After 9/11, Muslims Put On the Spot to Explain Islam, Counter Misperceptions

September 11, 2005

Source: / Union-Tribune

On September 11, 2005 the Union-Tribune reported, "Community members estimate that 80,000 to 100,000 Muslims live in San Diego County, although an exact census figure isn't available. That means there are more Muslims here than Presbyterians or Episcopalians or United Methodists, and the number of Muslims is roughly equal to the number of Jews. The faces are diverse: immigrants and converts, newcomers and old-timers, Arabs, Asians, Africans and Anglos, who all look at the world through Muslim eyes. Four years ago today, their world changed... [Ghada Osman is an assistant professor at San Diego State University and director of its Center for Islamic and Arabic Studies.] Since the attacks, Osman, a 31-year-old native of New Jersey who was educated at Harvard, has spoken to countless groups about Islam. [Bader El-Ghussein of Del Cerro, 21] has fielded questions from classmates.
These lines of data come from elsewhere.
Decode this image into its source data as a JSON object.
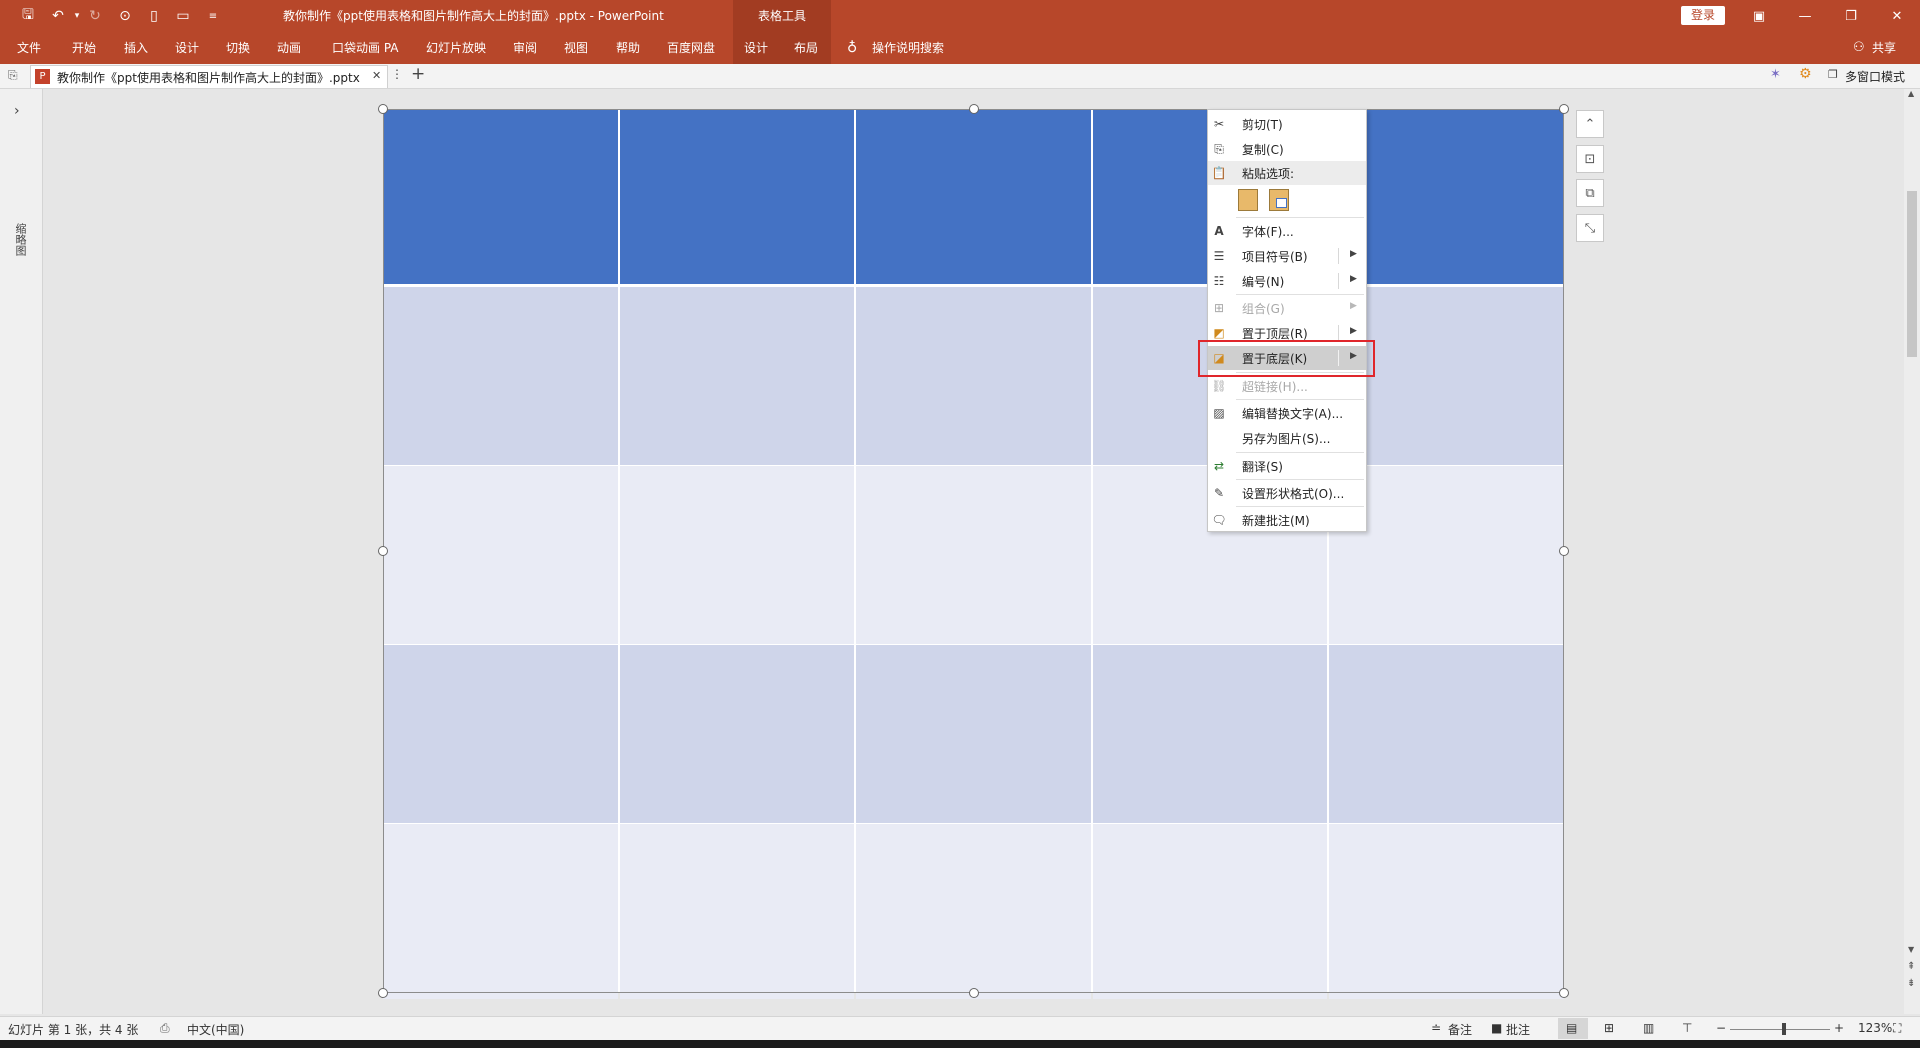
{
  "window": {
    "title": "教你制作《ppt使用表格和图片制作高大上的封面》.pptx  -  PowerPoint",
    "tools_tab": "表格工具",
    "login_label": "登录",
    "brand_color": "#b7472a"
  },
  "ribbon": {
    "tabs": [
      "文件",
      "开始",
      "插入",
      "设计",
      "切换",
      "动画",
      "口袋动画 PA",
      "幻灯片放映",
      "审阅",
      "视图",
      "帮助",
      "百度网盘",
      "设计",
      "布局"
    ],
    "search_label": "操作说明搜索",
    "share_label": "共享"
  },
  "tabbar": {
    "doc_tab_label": "教你制作《ppt使用表格和图片制作高大上的封面》.pptx",
    "close_glyph": "✕",
    "more_glyph": "⋮",
    "add_glyph": "+",
    "multiwindow_label": "多窗口模式"
  },
  "left_pane": {
    "label": "缩略图",
    "expand_glyph": "›"
  },
  "table": {
    "header_color": "#4472c4",
    "band_color": "#cfd5ea",
    "light_color": "#e9ebf5"
  },
  "context_menu": {
    "items": [
      {
        "label": "剪切(T)",
        "icon": "scissors-icon"
      },
      {
        "label": "复制(C)",
        "icon": "copy-icon"
      },
      {
        "label": "粘贴选项:",
        "icon": "paste-icon"
      },
      {
        "label": "字体(F)...",
        "icon": "font-icon"
      },
      {
        "label": "项目符号(B)",
        "icon": "bullets-icon"
      },
      {
        "label": "编号(N)",
        "icon": "numbering-icon"
      },
      {
        "label": "组合(G)",
        "icon": "group-icon"
      },
      {
        "label": "置于顶层(R)",
        "icon": "bring-to-front-icon"
      },
      {
        "label": "置于底层(K)",
        "icon": "send-to-back-icon"
      },
      {
        "label": "超链接(H)...",
        "icon": "hyperlink-icon"
      },
      {
        "label": "编辑替换文字(A)...",
        "icon": "alt-text-icon"
      },
      {
        "label": "另存为图片(S)...",
        "icon": "save-as-picture-icon"
      },
      {
        "label": "翻译(S)",
        "icon": "translate-icon"
      },
      {
        "label": "设置形状格式(O)...",
        "icon": "format-shape-icon"
      },
      {
        "label": "新建批注(M)",
        "icon": "new-comment-icon"
      }
    ],
    "highlight_color": "#e0262b"
  },
  "statusbar": {
    "slide_info": "幻灯片 第 1 张，共 4 张",
    "language": "中文(中国)",
    "notes_label": "备注",
    "comments_label": "批注",
    "zoom_label": "123%"
  }
}
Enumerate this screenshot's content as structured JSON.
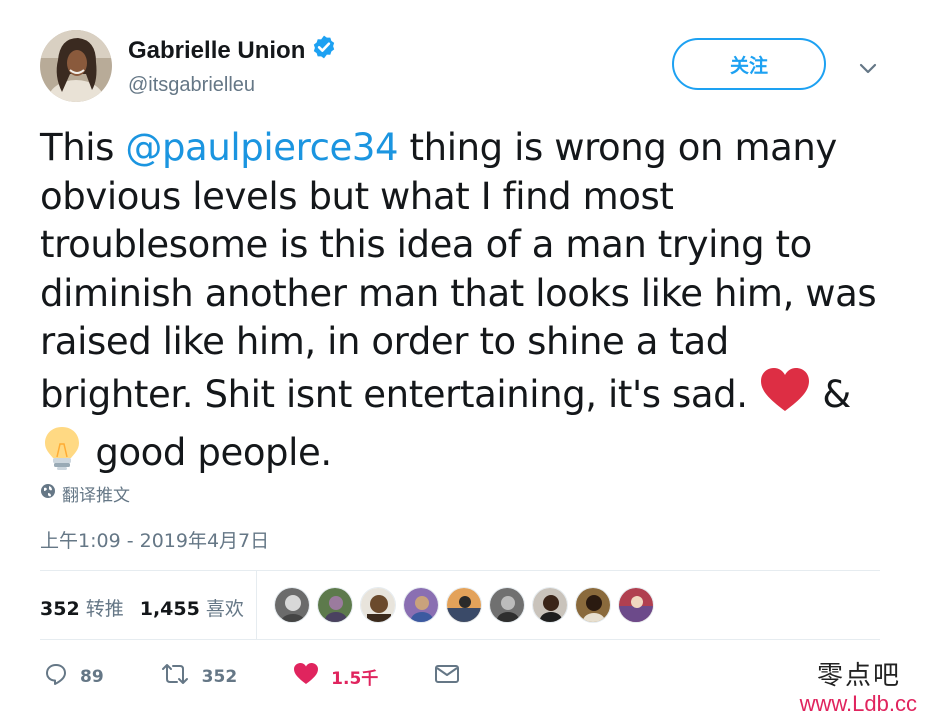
{
  "user": {
    "display_name": "Gabrielle Union",
    "handle": "@itsgabrielleu",
    "verified": true,
    "avatar_icon": "profile-photo"
  },
  "header": {
    "follow_label": "关注",
    "more_icon": "chevron-down-icon"
  },
  "tweet": {
    "part1": "This ",
    "mention": "@paulpierce34",
    "part2": " thing is wrong on many obvious levels but what I find most troublesome is this idea of a man trying to diminish another man that looks like him, was raised like him, in order to shine a tad brighter. Shit isnt entertaining, it's sad. ",
    "part3": " & ",
    "part4": " good people.",
    "emojis": [
      "red-heart",
      "light-bulb"
    ]
  },
  "translate_label": "翻译推文",
  "timestamp": "上午1:09 - 2019年4月7日",
  "stats": {
    "retweets_count": "352",
    "retweets_label": "转推",
    "likes_count": "1,455",
    "likes_label": "喜欢"
  },
  "actions": {
    "reply_count": "89",
    "retweet_count": "352",
    "like_count": "1.5千"
  },
  "colors": {
    "accent": "#1da1f2",
    "mention": "#1b95e0",
    "like": "#e0245e",
    "muted": "#657786"
  },
  "watermark": {
    "chinese": "零点吧",
    "url": "www.Ldb.cc"
  }
}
Likewise, engineers, merchants, homemakers and others have found themselves trying to convince people that Islam is a religion of peace... Last month, [after the July bombings in London] the Islamic Center of San Diego in Clairemont – the county's busiest mosque, attracting about 900 people for Friday prayers – reopened its doors for tours, just as it did after Sept. 11, in a continuing effort to be part of the mainstream community."